Growing acceptance of mediation and other consensual processes is allowing lawyers and their clients more readily to reach resolutions that avoid the risk and prohibitive cost of a trial. Many cases still drag on too long, taking on a life of their own, only to be settled out of exhaustion, with relief and resignation, on the eve of trial.
Why does this cycle keep repeating itself?
- The core reason is the intrinsic tendency of conflict to escalate once it is underway. The investment of time, psychic energy and money breeds an almost inevitable loss of perspective and objectivity. As the dispute escalates, reasoned, constructive negotiations become increasingly beyond reach.
What can be done?
- One key solution is found in taking are at the very beginning of a dispute will enable the disputants to (1) protect and advance their legal rights while (2) create opportunities for interaction and discussion that allows a focus on interests that must be met for a mutually satisfactory resolution to occur.
- Neuroscience (not at all far-fetched in this context) tells us that the “away reflex” (i.e., keeping the other side at a distance; pushing them away; they are “the other” and not part of our group) is stronger than the “toward reflex” (i.e., they are safe; they are one of us even if we disagree). The innate dominance of the “away reflex” makes escalation instinctive and the clear path of least resistance, by which the parties become further polarized, and the chance for a positive, negotiated resolution recedes.
- So, at the outset of a dispute, consider implementation of processes that will allow for positive, even informal, interactions with the opposite party that will diminish escalation rather than promote it.
- No early concessions need to be made to get this underway.
- Focus on interests and objectives within the dispute and design resolution processes–straight mediation being only one option–tailored to achieve those.

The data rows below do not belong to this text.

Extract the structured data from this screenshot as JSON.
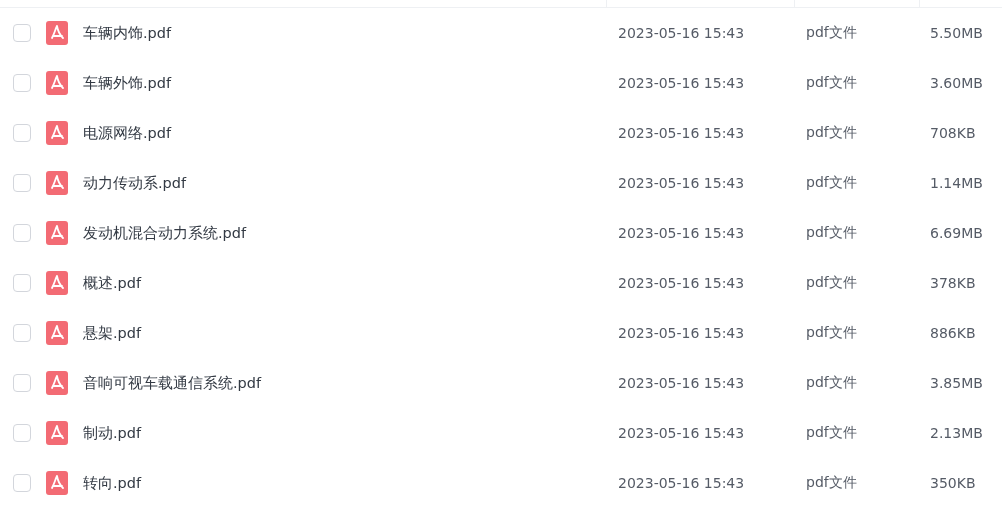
{
  "files": [
    {
      "name": "车辆内饰.pdf",
      "modified": "2023-05-16 15:43",
      "type": "pdf文件",
      "size": "5.50MB",
      "checked": false
    },
    {
      "name": "车辆外饰.pdf",
      "modified": "2023-05-16 15:43",
      "type": "pdf文件",
      "size": "3.60MB",
      "checked": false
    },
    {
      "name": "电源网络.pdf",
      "modified": "2023-05-16 15:43",
      "type": "pdf文件",
      "size": "708KB",
      "checked": false
    },
    {
      "name": "动力传动系.pdf",
      "modified": "2023-05-16 15:43",
      "type": "pdf文件",
      "size": "1.14MB",
      "checked": false
    },
    {
      "name": "发动机混合动力系统.pdf",
      "modified": "2023-05-16 15:43",
      "type": "pdf文件",
      "size": "6.69MB",
      "checked": false
    },
    {
      "name": "概述.pdf",
      "modified": "2023-05-16 15:43",
      "type": "pdf文件",
      "size": "378KB",
      "checked": false
    },
    {
      "name": "悬架.pdf",
      "modified": "2023-05-16 15:43",
      "type": "pdf文件",
      "size": "886KB",
      "checked": false
    },
    {
      "name": "音响可视车载通信系统.pdf",
      "modified": "2023-05-16 15:43",
      "type": "pdf文件",
      "size": "3.85MB",
      "checked": false
    },
    {
      "name": "制动.pdf",
      "modified": "2023-05-16 15:43",
      "type": "pdf文件",
      "size": "2.13MB",
      "checked": false
    },
    {
      "name": "转向.pdf",
      "modified": "2023-05-16 15:43",
      "type": "pdf文件",
      "size": "350KB",
      "checked": false
    }
  ]
}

- Devote resources normally spent on posturing and parrying, which are costly and most often do not contribute to improving the result, to some form of “social process”, creating opportunities for a real exchange of ideas between both counsel and the parties. Through these processes, disputants can see the opponent not as “the other” whose interests and positions are antithetical to their own, and discover mutual interests and goals that uncover value and common ground that leads to a settlement not attainable by other means.
- Do not underestimate the value of a third-party resolution professional, particularly at the early stage of a case, who is skilled at developing and guiding this kind of interactive approach. Such assistance can make a significant difference by moving the case through barriers of like-minded group dynamics and confirmation bias, which are powerful forces that fuel escalation and impede resolution.
Thus, the solution to the natural tendency toward conflict escalation is straightforward: understand that process design is as vital at the beginning of a case as fact development and legal analysis and should become a universal element of case strategy. Parties can initiate and implement the most effective processes by engaging a third party resolution professional. Attorneys and their clients can find means of resolution that protect legal rights through processes that directly advance their business and economic interests.
Any initial expense is outweighed by faster, less costly and better results, with greater control over process and outcome—all key to increasing client satisfaction and loyalty, as well as a lawyer’s reputation for excellence and client-centeredness. Skillfully designed processes create value and improve outcomes without the exhaustion and disillusionment of prevailing practice.